Tens of thousands of hours of audio and video was recorded of the Chamberlains,
and people involved in the case. I have selected a few of interest.
Listen to one of the first news reports about Azaria. (1:23 mins.)
News of start of the Chamberlain trial. (2:58 mins.)
After the Royal Commission determined that the Chamberlains were innocent,
Lindy was asked why the legal process had taken so long. This was her
reply. (49 secs.)
After the Royal Commission determined that the Chamberlains
were innocent, the Northern Territory government offered them a pardon.
Lindy could not accept that offer, and fought to have their convictions
quashed - wiped from the record books. Here she tells how she sees the
difference between a pardon, and quashing of the convictions. (39 secs.)
After the Chamberlains had their convictions quashed,
and were returned to their original legal status of innocence, they applied
for compensation for their ordeal.
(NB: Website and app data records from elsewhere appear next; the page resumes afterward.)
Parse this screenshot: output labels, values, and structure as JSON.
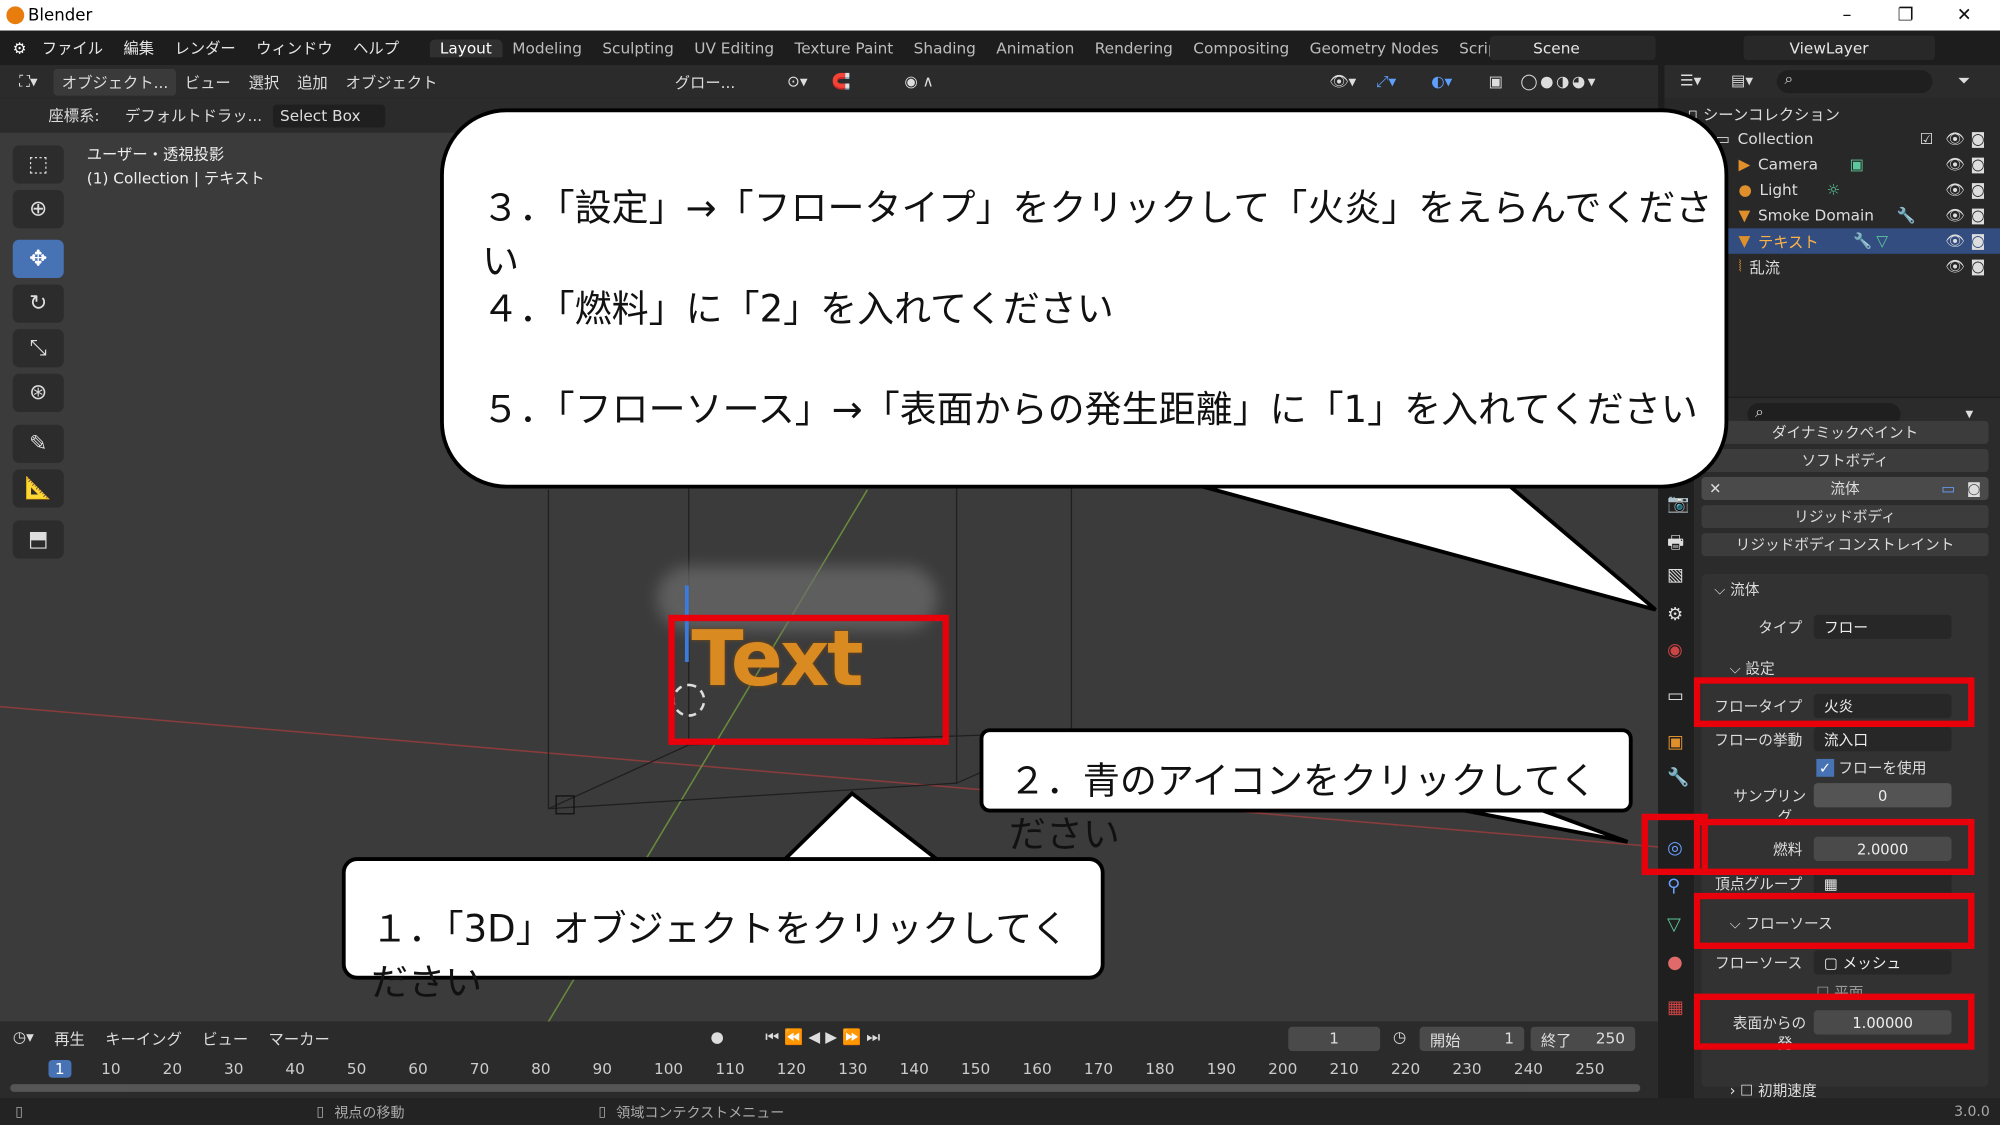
{
  "window": {
    "title": "Blender",
    "minimize": "–",
    "maximize": "❐",
    "close": "✕"
  },
  "menubar": {
    "menus": [
      "ファイル",
      "編集",
      "レンダー",
      "ウィンドウ",
      "ヘルプ"
    ],
    "workspaces": [
      "Layout",
      "Modeling",
      "Sculpting",
      "UV Editing",
      "Texture Paint",
      "Shading",
      "Animation",
      "Rendering",
      "Compositing",
      "Geometry Nodes",
      "Scripting"
    ],
    "active_workspace": "Layout",
    "add_tab": "+",
    "scene": "Scene",
    "view_layer": "ViewLayer"
  },
  "viewport_header": {
    "mode": "オブジェクト...",
    "menus": [
      "ビュー",
      "選択",
      "追加",
      "オブジェクト"
    ],
    "transform": "グロー...",
    "coord_label": "座標系:",
    "coord_value": "デフォルト",
    "drag_label": "ドラッ...",
    "drag_value": "Select Box"
  },
  "viewport": {
    "view_name": "ユーザー・透視投影",
    "collection_info": "(1) Collection | テキスト",
    "object_text": "Text"
  },
  "bubbles": {
    "step3": "３．「設定」→「フロータイプ」をクリックして「火炎」をえらんでください",
    "step4": "４．「燃料」に「2」を入れてください",
    "step5": "５．「フローソース」→「表面からの発生距離」に「1」を入れてください",
    "step2": "２．青のアイコンをクリックしてください",
    "step1": "１．「3D」オブジェクトをクリックしてください"
  },
  "outliner": {
    "header": "シーンコレクション",
    "rows": [
      {
        "name": "Collection",
        "icon": "collection-icon"
      },
      {
        "name": "Camera",
        "icon": "camera-icon"
      },
      {
        "name": "Light",
        "icon": "light-icon"
      },
      {
        "name": "Smoke Domain",
        "icon": "mesh-icon"
      },
      {
        "name": "テキスト",
        "icon": "mesh-icon",
        "selected": true
      },
      {
        "name": "乱流",
        "icon": "force-field-icon"
      }
    ]
  },
  "physics": {
    "buttons": [
      "ダイナミックペイント",
      "ソフトボディ",
      "流体",
      "リジッドボディ",
      "リジッドボディコンストレイント"
    ],
    "panel": "流体",
    "type_label": "タイプ",
    "type_value": "フロー",
    "settings": "設定",
    "flow_type_label": "フロータイプ",
    "flow_type_value": "火炎",
    "flow_behavior_label": "フローの挙動",
    "flow_behavior_value": "流入口",
    "use_flow": "フローを使用",
    "sampling_label": "サンプリング...",
    "sampling_value": "0",
    "fuel_label": "燃料",
    "fuel_value": "2.0000",
    "vertex_group_label": "頂点グループ",
    "flow_source_panel": "フローソース",
    "flow_source_label": "フローソース",
    "flow_source_value": "メッシュ",
    "surface_label": "表面からの発...",
    "surface_value": "1.00000",
    "plane": "平面",
    "initial_velocity": "初期速度"
  },
  "timeline": {
    "menus": [
      "再生",
      "キーイング",
      "ビュー",
      "マーカー"
    ],
    "current_frame": "1",
    "start_label": "開始",
    "start_value": "1",
    "end_label": "終了",
    "end_value": "250",
    "ticks": [
      "1",
      "10",
      "20",
      "30",
      "40",
      "50",
      "60",
      "70",
      "80",
      "90",
      "100",
      "110",
      "120",
      "130",
      "140",
      "150",
      "160",
      "170",
      "180",
      "190",
      "200",
      "210",
      "220",
      "230",
      "240",
      "250"
    ]
  },
  "statusbar": {
    "hint1": "視点の移動",
    "hint2": "領域コンテクストメニュー",
    "version": "3.0.0"
  }
}
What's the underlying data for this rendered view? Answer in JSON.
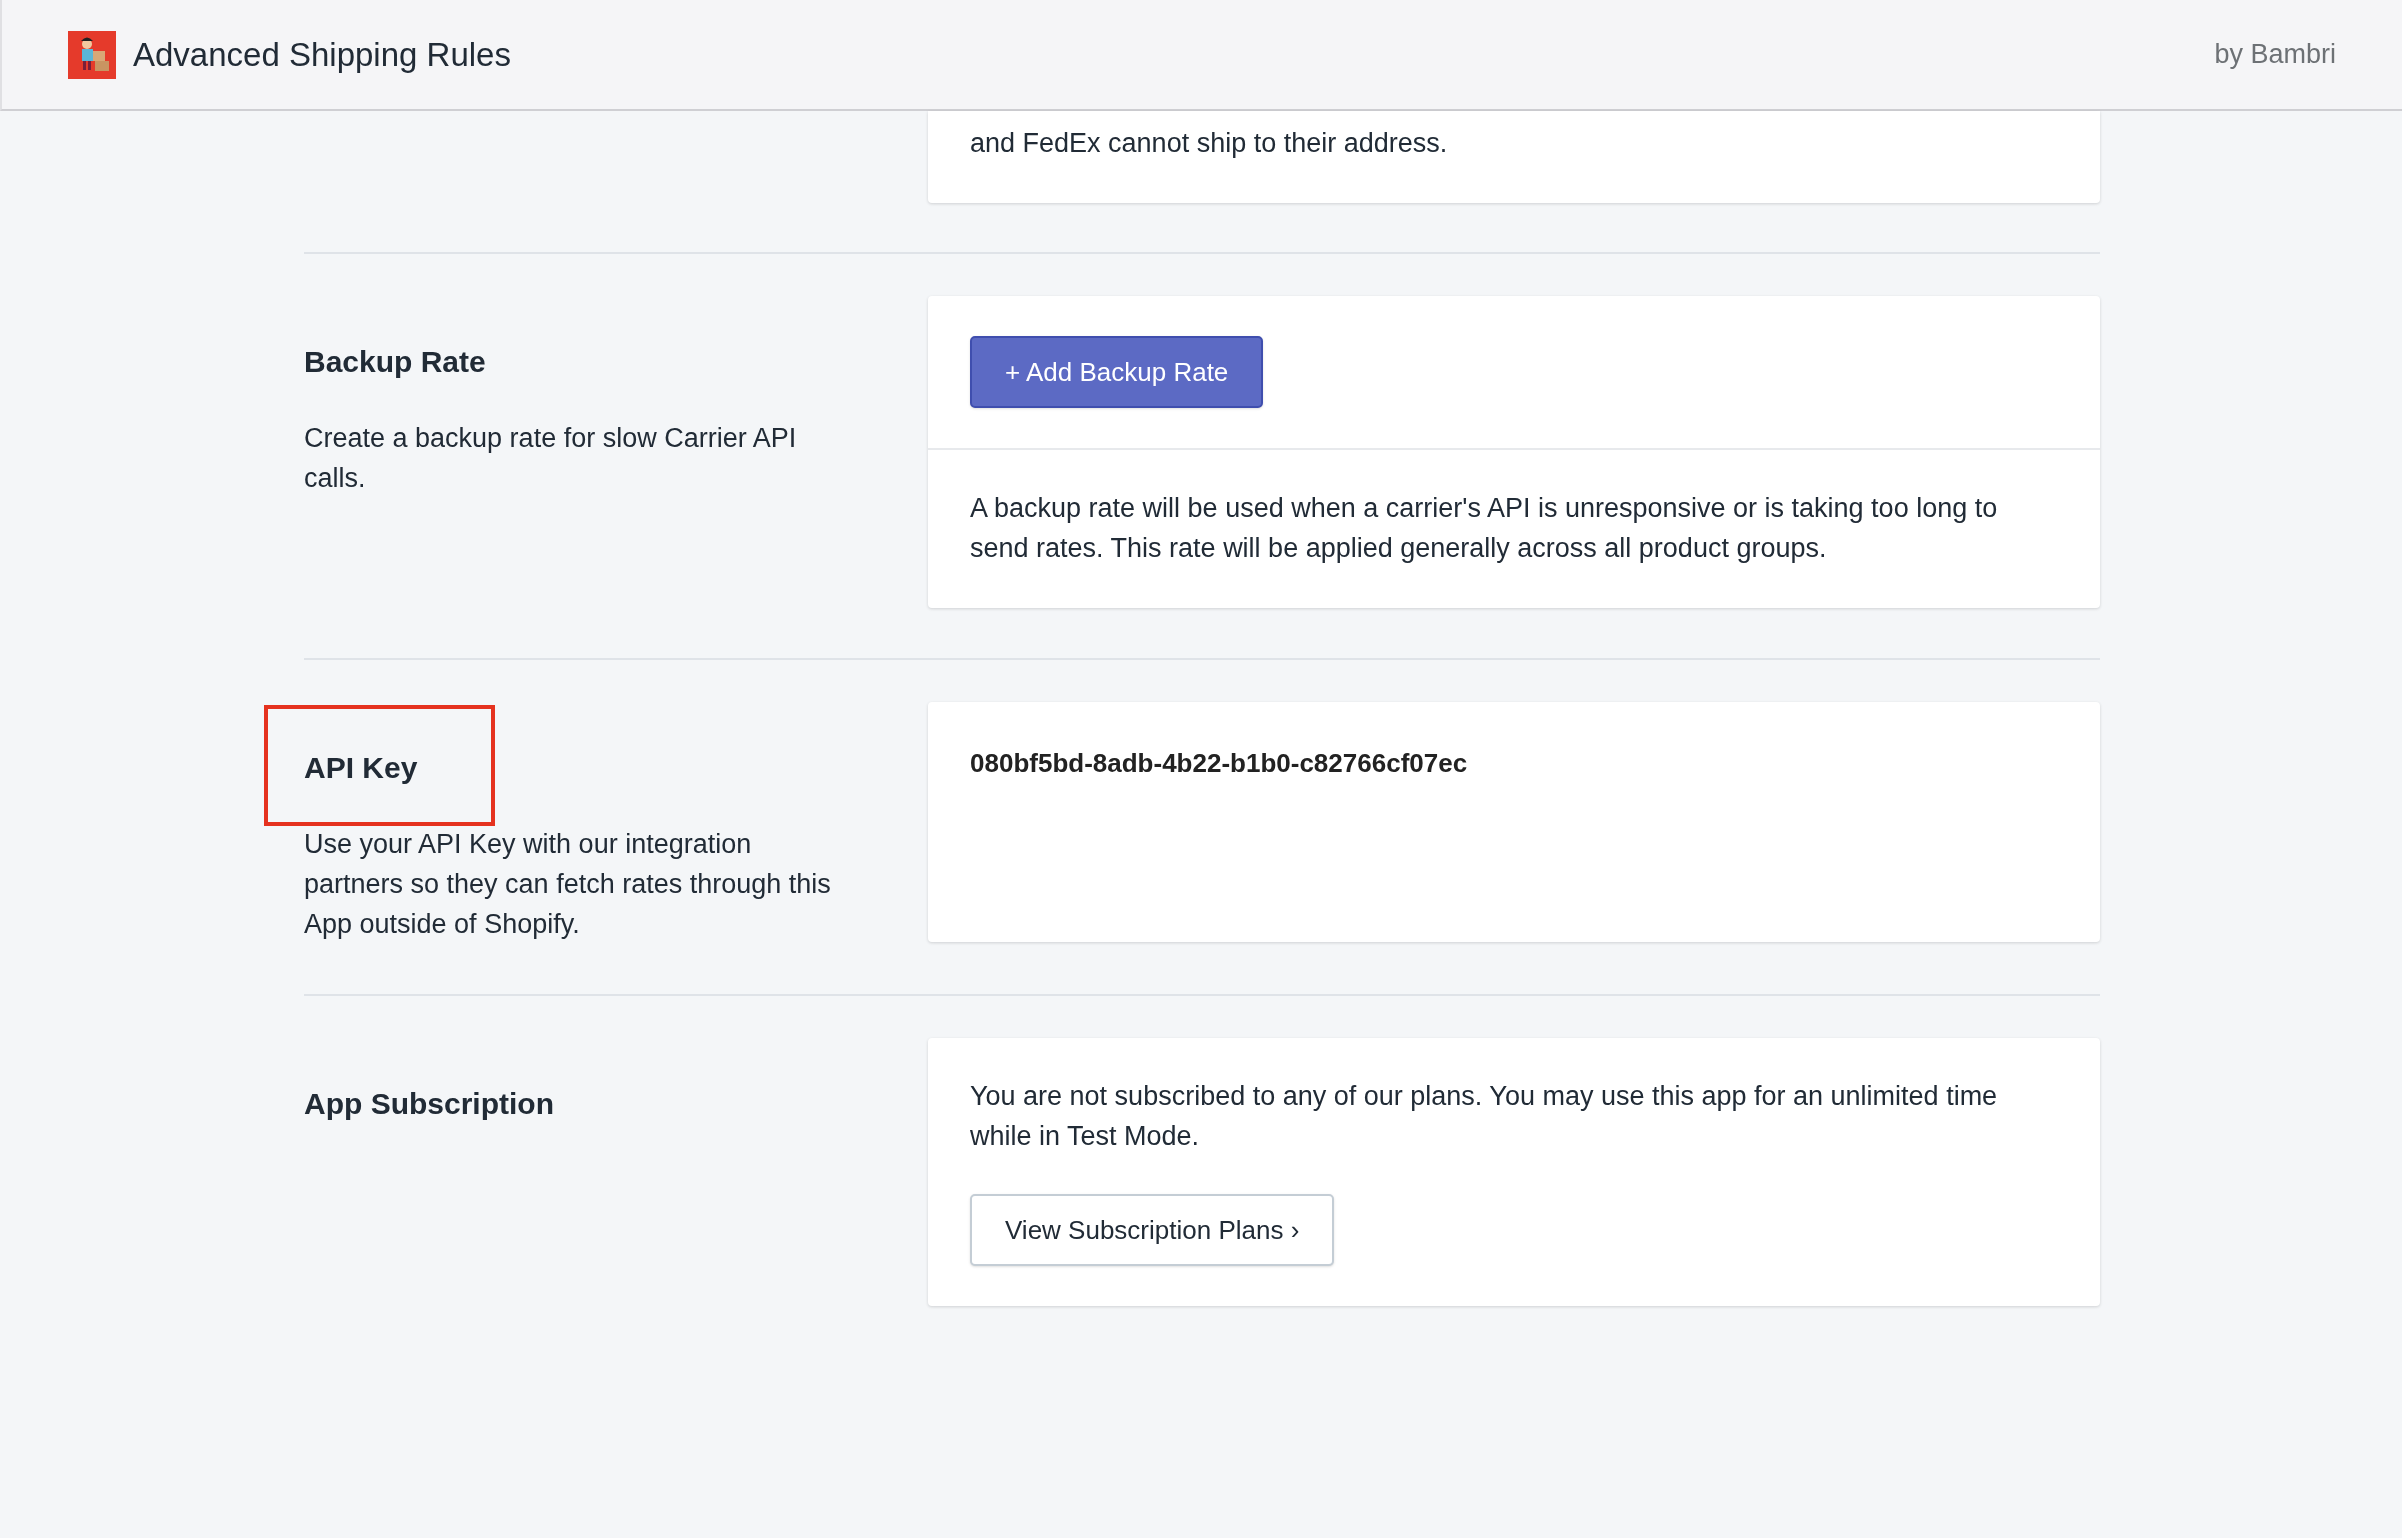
{
  "header": {
    "title": "Advanced Shipping Rules",
    "byline": "by Bambri"
  },
  "sections": [
    {
      "kind": "text_only",
      "card_text": "and FedEx cannot ship to their address.",
      "highlighted": false
    },
    {
      "kind": "button_then_text",
      "heading": "Backup Rate",
      "description": "Create a backup rate for slow Carrier API calls.",
      "button": {
        "label": "+ Add Backup Rate"
      },
      "card_text": "A backup rate will be used when a carrier's API is unresponsive or is taking too long to send rates. This rate will be applied generally across all product groups.",
      "highlighted": false
    },
    {
      "kind": "api_key",
      "heading": "API Key",
      "description": "Use your API Key with our integration partners so they can fetch rates through this App outside of Shopify.",
      "api_key": "080bf5bd-8adb-4b22-b1b0-c82766cf07ec",
      "highlighted": true
    },
    {
      "kind": "text_then_button",
      "heading": "App Subscription",
      "card_text": "You are not subscribed to any of our plans. You may use this app for an unlimited time while in Test Mode.",
      "button": {
        "label": "View Subscription Plans ›"
      },
      "highlighted": false
    }
  ]
}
At the time Azaria disappeared, through
the trial, and during part of Lindy's imprisonment Paul Everingham was
Chief Minister of the Northern Territory. Here is an excerpt from an interview
he did regarding compensation. (15 secs.)
Something to consider: This
interview was after the film Evil Angels (A Cry in the Dark)
had been released. The Chamberlains did not get paid for the film rights
to that movie. Those were the rights purchased from John Bryson, author
of the book Evil Angels. To that date, they had done some paid
interviews, and Lindy's book was near release. But as any author will
tell you, unless you are really big, the author is not the one who makes
money from a book, though it has helped to set the record straight. There
is no question that for the Chamberlains life was changed, though perhaps
'opportunities' was not the best description. They were so well known
that Lindy had found it impossible to get a job. She could sell the infrequent
interview, and try her best to invest for her future and support her children.
Interviews are nothing you can budget on, and she had lost the chance
to be an ordinary person, doing what she loved most. But millionaires?
A very far cry from that. That seed in people's minds persists today however.
Even if it were true, what a horrible way to get it. Such comments can
be seen to trivialise the anguish of being falsely accused, imprisonment,
being separated from her children during their most significant years,
and being forced to prove her innocence. Nothing can compensate for that.
Marshall Perron was Attorney General for the Northern
Territory government when Azaria's matinee jacket was found; he later
became Chief Minister. It was he who announced Lindy's release from prison,
and the establishment of a Royal Commission into the convictions. He also
said that it was the intention that Lindy would not return to prison,
regardless of the outcome. He was interviewed in July 2005 about a wide
range of topics. Here you can listen to the portion related to the Chamberlains.